April 5, 2016 at 3:40 pm

“The estimator of this true proportion ends up being the proportion of Bayes factors less than 1”

This isn’t the estimator used. The estimate involves identifying the largest set of of Bayes factors (BFs) such that their sample mean is less than 1. This means that many factors greater than 1 may be included in this proportion.

I think the justification is as follows: Imagine that you have a large collection is tests where you know the null is true. Then compute the BF for each. The sample mean should be less than 1. With a small collection of null tests, it is possible that the sample mean will sneak above 1, but with a large collection is should be very very unlikely.

We now consider the tests where the null is not true. Hopefully, their expected BF will be *much* greater than 1, and the observed BFs also, and therefore not become part of the set discussed above.

Under very well specified alternatives, where the alternative is very different from the null and where the BF test is very powerful, then the set discussed above should give a good estimate of the proportion of null tests.

But the alternatives may be misspecified. This means their BFs (expected and observed) might be smaller than 1. (Basically, we can’t really say anything about the BF’s distribution when the null is false.) The good news is that this should, at worst, lead to an overestimate of the proportion via increasing (not decreasing) the size of the set used in the estimator.

December 20, 2013 at 3:19 am

Dear Xi’an,

Thanks very much for your comments, I did ask for them :-) and I sincerely appreciate your thoughts!
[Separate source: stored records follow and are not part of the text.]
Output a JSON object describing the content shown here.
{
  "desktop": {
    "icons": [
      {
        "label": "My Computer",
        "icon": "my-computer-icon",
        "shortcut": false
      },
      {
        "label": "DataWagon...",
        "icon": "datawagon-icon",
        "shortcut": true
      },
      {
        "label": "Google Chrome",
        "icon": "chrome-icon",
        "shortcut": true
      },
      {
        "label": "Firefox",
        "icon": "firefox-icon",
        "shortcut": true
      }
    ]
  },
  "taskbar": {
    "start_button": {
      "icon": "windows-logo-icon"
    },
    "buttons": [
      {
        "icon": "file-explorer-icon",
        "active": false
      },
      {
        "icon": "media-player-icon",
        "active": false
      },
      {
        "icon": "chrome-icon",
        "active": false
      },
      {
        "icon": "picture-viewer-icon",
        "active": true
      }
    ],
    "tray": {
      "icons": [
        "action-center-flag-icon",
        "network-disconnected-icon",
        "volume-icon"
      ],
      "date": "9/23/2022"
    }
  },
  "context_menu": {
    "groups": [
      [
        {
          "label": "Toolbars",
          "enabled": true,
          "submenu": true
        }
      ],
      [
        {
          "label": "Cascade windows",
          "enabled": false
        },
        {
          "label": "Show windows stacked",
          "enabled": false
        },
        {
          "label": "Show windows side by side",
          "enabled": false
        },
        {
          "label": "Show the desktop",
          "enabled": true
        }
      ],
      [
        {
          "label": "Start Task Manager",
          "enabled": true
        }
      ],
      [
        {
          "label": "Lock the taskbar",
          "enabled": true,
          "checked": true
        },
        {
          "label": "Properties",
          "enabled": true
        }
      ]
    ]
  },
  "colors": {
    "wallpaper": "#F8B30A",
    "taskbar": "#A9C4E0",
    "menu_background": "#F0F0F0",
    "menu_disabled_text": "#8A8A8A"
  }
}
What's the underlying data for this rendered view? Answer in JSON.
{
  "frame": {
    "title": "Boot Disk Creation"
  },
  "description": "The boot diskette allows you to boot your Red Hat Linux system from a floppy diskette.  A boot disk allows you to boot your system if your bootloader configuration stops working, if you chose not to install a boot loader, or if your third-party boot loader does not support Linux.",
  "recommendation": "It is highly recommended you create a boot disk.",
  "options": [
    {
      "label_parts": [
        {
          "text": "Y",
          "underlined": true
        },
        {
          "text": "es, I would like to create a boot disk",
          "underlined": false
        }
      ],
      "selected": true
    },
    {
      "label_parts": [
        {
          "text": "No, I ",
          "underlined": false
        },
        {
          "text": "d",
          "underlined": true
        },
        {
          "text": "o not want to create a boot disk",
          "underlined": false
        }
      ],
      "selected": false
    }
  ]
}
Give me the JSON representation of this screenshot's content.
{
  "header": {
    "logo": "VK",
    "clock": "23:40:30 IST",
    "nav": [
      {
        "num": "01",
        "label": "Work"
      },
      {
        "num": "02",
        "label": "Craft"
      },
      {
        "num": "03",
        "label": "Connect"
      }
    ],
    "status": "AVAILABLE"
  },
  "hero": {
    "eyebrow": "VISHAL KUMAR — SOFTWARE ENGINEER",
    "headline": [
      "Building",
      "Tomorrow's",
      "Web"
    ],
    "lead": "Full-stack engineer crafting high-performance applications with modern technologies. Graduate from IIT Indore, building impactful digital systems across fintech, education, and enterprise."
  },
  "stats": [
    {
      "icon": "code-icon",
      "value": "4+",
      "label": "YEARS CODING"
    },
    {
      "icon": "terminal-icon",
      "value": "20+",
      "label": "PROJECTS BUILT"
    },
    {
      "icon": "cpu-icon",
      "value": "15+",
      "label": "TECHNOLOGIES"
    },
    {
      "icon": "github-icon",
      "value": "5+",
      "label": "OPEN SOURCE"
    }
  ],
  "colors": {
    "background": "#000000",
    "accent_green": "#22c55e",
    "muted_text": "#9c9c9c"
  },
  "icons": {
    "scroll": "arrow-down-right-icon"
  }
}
This is mainly because I believe that what we have engaged here should be the future of academic publishing, i.e., open access (via arXiv) and open discussion (via blog or social media).

I also think I owe you (and your readers) a detailed response which I will probably write in the next a few days. For now, I just want to clarify that the setting I considered in the paper is simultaneous testing of a large number of hypothese where applying Bayesian asymptotics becomes appropriate. This should distinguish our approach with what Johnson considered.